(Extracted data entries)
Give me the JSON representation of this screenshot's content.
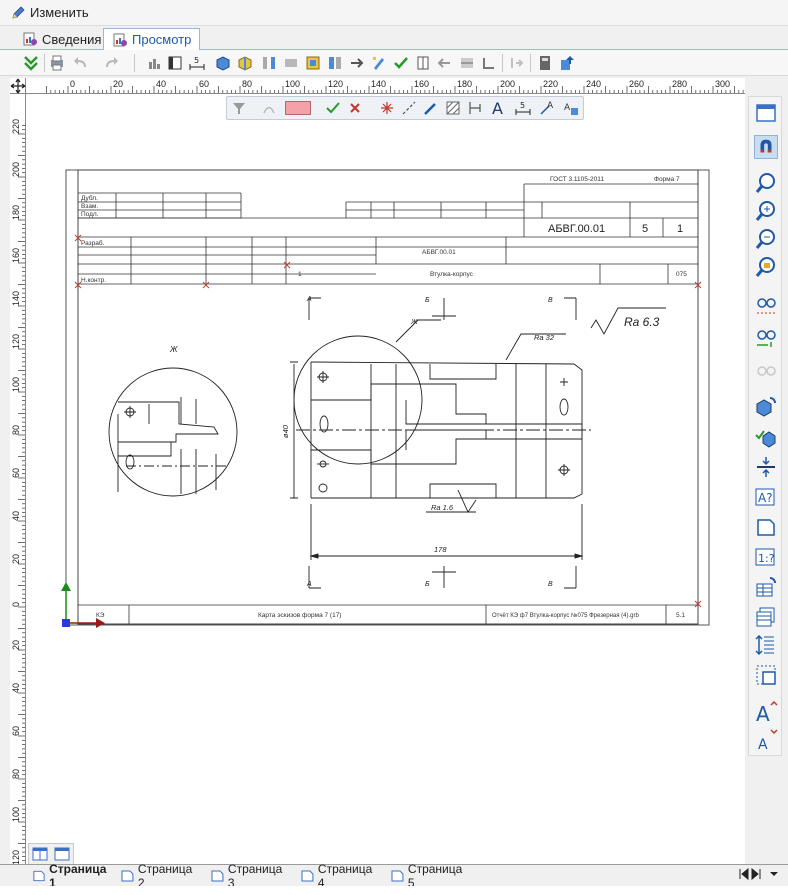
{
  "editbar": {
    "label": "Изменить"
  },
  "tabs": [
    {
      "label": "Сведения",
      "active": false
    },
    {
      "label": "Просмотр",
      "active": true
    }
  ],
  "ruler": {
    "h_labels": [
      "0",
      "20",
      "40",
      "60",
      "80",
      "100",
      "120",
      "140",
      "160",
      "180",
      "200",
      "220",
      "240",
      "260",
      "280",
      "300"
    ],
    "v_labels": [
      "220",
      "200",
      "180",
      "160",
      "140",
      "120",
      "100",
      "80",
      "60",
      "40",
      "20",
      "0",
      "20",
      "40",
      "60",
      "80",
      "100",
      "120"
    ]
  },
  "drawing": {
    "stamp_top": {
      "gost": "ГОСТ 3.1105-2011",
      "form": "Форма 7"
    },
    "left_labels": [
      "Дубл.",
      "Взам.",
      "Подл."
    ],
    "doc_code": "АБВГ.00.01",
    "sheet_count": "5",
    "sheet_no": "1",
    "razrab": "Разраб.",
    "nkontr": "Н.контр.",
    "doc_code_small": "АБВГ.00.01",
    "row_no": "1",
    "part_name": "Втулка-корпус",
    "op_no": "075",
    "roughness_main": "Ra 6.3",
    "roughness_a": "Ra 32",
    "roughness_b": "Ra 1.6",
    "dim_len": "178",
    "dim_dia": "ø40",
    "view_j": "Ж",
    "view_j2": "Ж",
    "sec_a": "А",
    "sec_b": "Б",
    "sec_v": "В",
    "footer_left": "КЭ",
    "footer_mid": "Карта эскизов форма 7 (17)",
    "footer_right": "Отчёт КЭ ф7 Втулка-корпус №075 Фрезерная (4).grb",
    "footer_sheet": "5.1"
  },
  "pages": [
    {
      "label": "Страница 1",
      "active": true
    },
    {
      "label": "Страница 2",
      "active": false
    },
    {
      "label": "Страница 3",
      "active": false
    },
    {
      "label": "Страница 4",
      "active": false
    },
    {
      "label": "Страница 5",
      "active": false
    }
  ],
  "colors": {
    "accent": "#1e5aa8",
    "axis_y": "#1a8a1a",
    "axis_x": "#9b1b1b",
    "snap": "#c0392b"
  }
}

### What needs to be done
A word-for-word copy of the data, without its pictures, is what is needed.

### Solution to the exercise
Give me the JSON representation of this screenshot's content.
{
  "editbar": {
    "label": "Изменить"
  },
  "tabs": [
    {
      "label": "Сведения",
      "active": false
    },
    {
      "label": "Просмотр",
      "active": true
    }
  ],
  "ruler": {
    "h_labels": [
      "0",
      "20",
      "40",
      "60",
      "80",
      "100",
      "120",
      "140",
      "160",
      "180",
      "200",
      "220",
      "240",
      "260",
      "280",
      "300"
    ],
    "v_labels": [
      "220",
      "200",
      "180",
      "160",
      "140",
      "120",
      "100",
      "80",
      "60",
      "40",
      "20",
      "0",
      "20",
      "40",
      "60",
      "80",
      "100",
      "120"
    ]
  },
  "drawing": {
    "stamp_top": {
      "gost": "ГОСТ 3.1105-2011",
      "form": "Форма 7"
    },
    "left_labels": [
      "Дубл.",
      "Взам.",
      "Подл."
    ],
    "doc_code": "АБВГ.00.01",
    "sheet_count": "5",
    "sheet_no": "1",
    "razrab": "Разраб.",
    "nkontr": "Н.контр.",
    "doc_code_small": "АБВГ.00.01",
    "row_no": "1",
    "part_name": "Втулка-корпус",
    "op_no": "075",
    "roughness_main": "Ra 6.3",
    "roughness_a": "Ra 32",
    "roughness_b": "Ra 1.6",
    "dim_len": "178",
    "dim_dia": "ø40",
    "view_j": "Ж",
    "view_j2": "Ж",
    "sec_a": "А",
    "sec_b": "Б",
    "sec_v": "В",
    "footer_left": "КЭ",
    "footer_mid": "Карта эскизов форма 7 (17)",
    "footer_right": "Отчёт КЭ ф7 Втулка-корпус №075 Фрезерная (4).grb",
    "footer_sheet": "5.1"
  },
  "pages": [
    {
      "label": "Страница 1",
      "active": true
    },
    {
      "label": "Страница 2",
      "active": false
    },
    {
      "label": "Страница 3",
      "active": false
    },
    {
      "label": "Страница 4",
      "active": false
    },
    {
      "label": "Страница 5",
      "active": false
    }
  ],
  "colors": {
    "accent": "#1e5aa8",
    "axis_y": "#1a8a1a",
    "axis_x": "#9b1b1b",
    "snap": "#c0392b"
  }
}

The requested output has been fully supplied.